* [Work to complete] Reading through the lines below, count those that include the string "username"; the answer is that number and nothing else.

* [Task input]
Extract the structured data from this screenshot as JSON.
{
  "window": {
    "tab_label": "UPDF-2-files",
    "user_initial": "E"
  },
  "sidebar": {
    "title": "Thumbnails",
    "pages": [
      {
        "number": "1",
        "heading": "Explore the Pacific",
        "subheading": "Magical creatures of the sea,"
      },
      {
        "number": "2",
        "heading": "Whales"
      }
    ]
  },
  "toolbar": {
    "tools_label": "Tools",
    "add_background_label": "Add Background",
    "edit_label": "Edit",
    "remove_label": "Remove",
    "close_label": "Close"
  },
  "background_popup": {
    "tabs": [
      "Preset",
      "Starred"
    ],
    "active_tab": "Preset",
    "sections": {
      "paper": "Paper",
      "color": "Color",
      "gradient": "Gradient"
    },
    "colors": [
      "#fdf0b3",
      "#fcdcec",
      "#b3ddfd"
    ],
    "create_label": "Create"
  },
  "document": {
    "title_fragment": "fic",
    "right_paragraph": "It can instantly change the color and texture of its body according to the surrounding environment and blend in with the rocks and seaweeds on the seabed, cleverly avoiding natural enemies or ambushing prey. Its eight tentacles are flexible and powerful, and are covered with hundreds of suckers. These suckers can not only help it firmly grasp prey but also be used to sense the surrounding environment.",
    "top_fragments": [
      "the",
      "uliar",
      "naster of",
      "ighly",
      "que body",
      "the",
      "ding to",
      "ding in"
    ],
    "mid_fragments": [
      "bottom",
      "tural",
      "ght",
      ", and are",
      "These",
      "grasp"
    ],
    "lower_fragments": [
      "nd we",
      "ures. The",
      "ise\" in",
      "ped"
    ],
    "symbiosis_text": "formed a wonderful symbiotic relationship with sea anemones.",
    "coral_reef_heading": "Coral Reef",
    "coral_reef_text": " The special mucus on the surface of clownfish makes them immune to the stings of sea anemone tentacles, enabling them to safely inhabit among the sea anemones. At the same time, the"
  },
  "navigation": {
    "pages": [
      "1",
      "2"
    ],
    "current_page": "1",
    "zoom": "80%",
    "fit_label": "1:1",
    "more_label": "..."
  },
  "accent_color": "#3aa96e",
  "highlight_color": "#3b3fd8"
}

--

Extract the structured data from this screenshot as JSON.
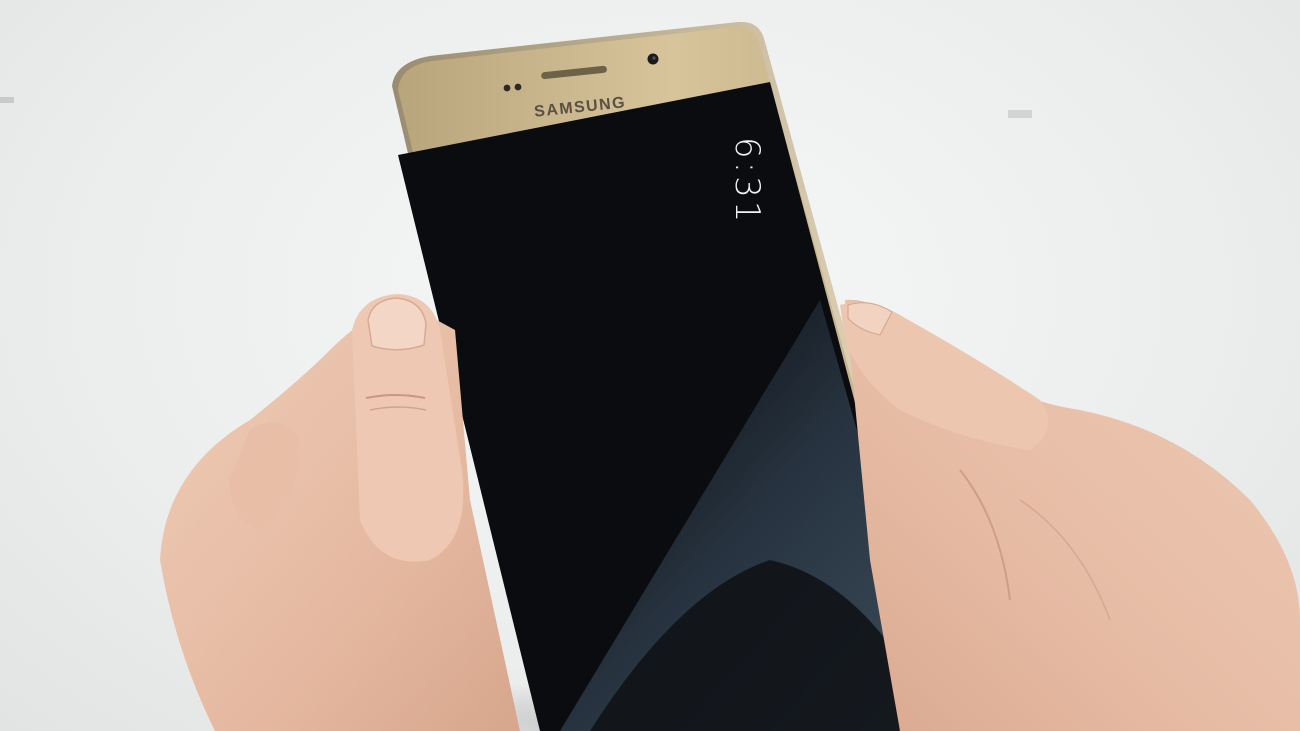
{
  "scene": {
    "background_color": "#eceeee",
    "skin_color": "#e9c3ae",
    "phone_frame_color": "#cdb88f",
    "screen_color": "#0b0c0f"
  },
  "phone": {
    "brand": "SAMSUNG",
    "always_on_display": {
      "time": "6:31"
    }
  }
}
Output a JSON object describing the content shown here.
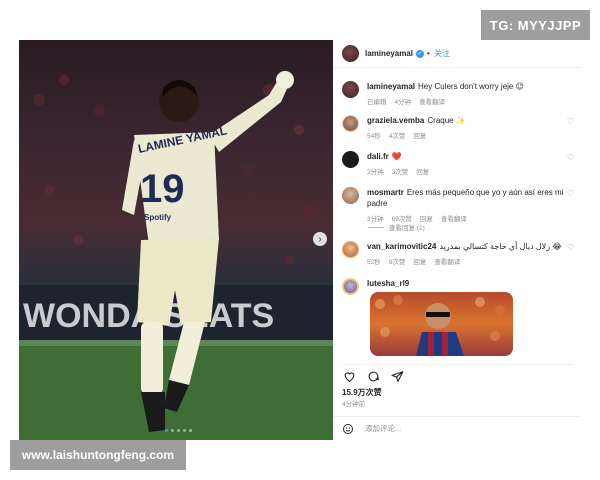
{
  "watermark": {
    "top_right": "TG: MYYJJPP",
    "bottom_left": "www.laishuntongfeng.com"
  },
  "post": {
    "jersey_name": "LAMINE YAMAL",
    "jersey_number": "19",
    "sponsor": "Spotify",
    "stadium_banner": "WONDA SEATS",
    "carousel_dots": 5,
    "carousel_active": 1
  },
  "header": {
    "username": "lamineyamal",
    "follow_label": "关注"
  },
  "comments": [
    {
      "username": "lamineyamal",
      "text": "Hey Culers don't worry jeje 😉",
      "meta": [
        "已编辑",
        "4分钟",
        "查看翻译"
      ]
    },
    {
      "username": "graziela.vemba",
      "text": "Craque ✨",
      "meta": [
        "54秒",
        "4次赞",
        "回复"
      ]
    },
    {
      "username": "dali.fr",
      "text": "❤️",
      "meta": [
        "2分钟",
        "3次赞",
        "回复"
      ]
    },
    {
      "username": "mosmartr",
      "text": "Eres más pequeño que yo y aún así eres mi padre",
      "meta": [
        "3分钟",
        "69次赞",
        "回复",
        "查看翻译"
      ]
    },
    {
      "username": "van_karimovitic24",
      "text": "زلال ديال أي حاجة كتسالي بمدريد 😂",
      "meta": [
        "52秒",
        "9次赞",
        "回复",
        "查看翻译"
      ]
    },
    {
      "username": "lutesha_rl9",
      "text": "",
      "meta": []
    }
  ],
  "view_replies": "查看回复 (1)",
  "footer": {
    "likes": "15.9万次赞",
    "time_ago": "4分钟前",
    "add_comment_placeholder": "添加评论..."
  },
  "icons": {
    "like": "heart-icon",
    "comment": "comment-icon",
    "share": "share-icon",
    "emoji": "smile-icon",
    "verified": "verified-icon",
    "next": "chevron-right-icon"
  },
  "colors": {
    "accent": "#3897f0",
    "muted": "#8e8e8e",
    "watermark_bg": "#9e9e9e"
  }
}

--

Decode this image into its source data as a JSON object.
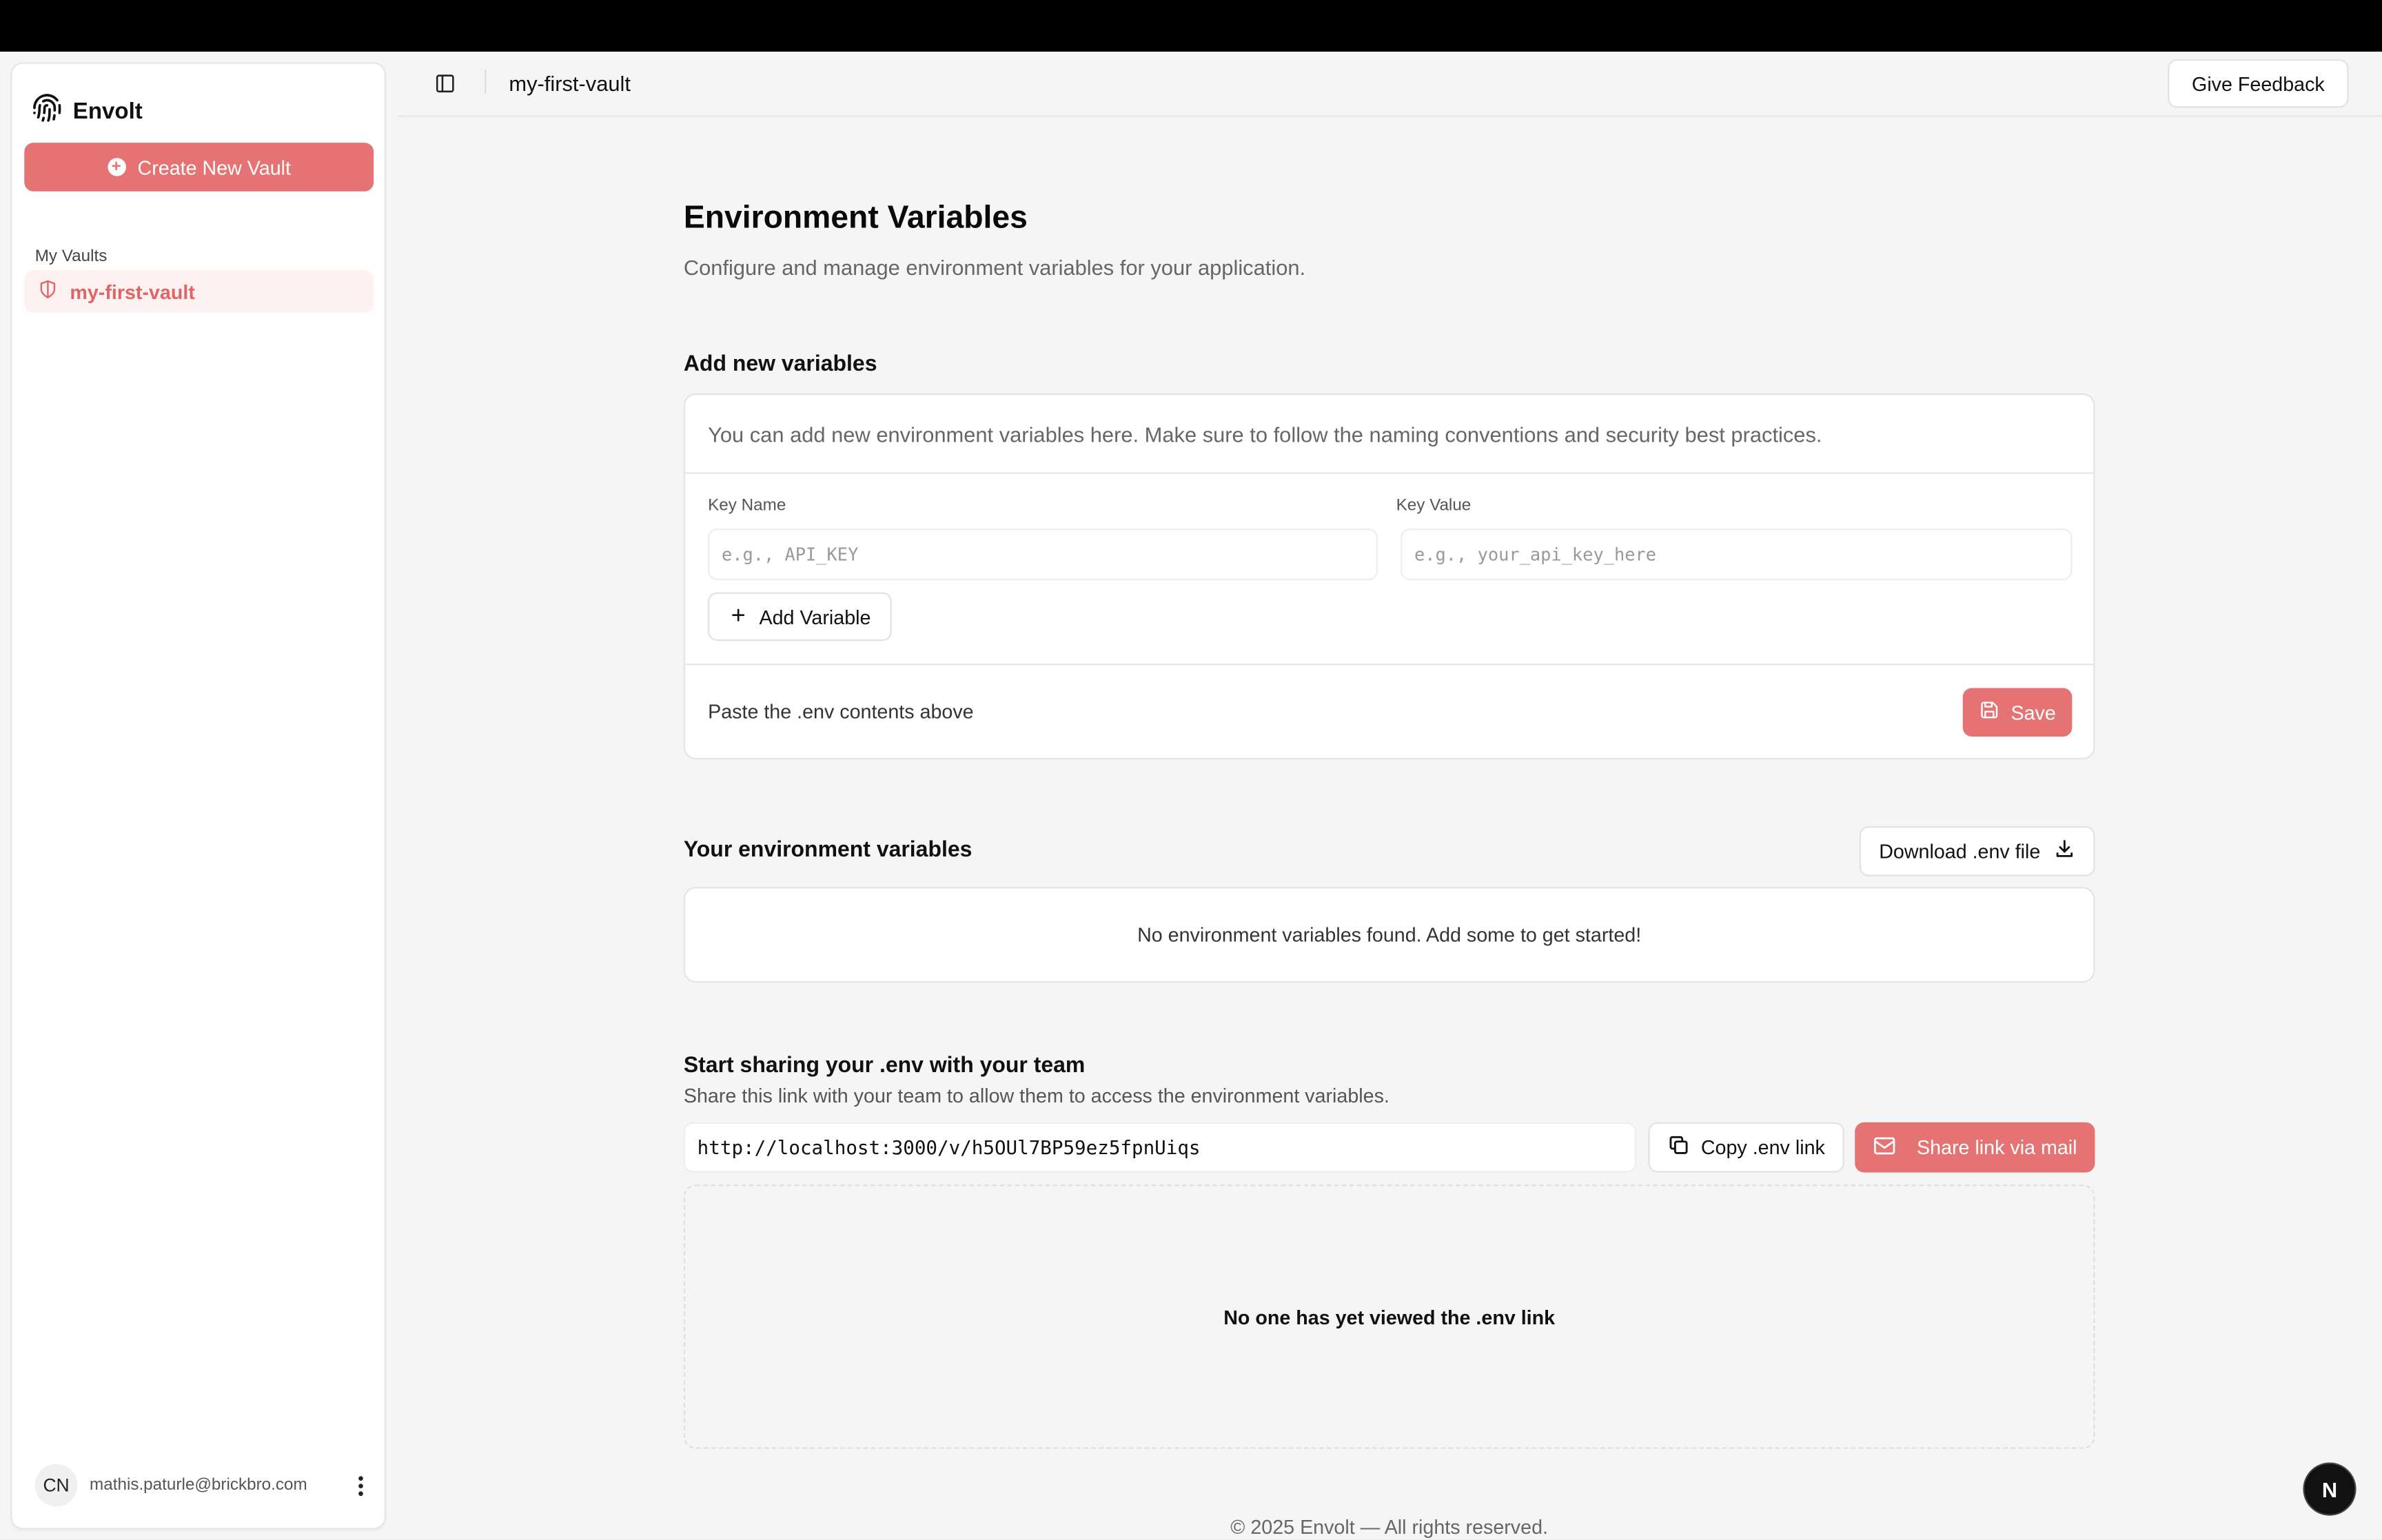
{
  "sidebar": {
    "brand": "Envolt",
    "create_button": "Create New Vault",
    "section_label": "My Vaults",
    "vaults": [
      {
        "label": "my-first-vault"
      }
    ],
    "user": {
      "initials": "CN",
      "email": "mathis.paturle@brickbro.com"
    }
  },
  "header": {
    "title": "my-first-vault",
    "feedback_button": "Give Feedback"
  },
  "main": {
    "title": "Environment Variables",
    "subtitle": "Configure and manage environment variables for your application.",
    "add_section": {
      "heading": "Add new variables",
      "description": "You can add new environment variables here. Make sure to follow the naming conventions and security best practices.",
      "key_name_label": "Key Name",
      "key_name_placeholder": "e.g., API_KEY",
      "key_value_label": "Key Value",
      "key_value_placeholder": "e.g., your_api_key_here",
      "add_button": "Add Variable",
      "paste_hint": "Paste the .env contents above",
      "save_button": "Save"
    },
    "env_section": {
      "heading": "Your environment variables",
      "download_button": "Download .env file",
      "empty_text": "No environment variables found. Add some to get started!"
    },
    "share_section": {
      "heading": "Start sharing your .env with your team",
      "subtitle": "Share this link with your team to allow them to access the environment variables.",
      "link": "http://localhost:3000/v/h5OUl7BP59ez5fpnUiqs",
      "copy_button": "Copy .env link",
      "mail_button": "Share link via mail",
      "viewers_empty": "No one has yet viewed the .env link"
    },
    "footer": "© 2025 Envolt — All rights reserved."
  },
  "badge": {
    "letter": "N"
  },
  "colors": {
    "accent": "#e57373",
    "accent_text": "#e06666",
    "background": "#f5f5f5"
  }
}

* [Answer space] 7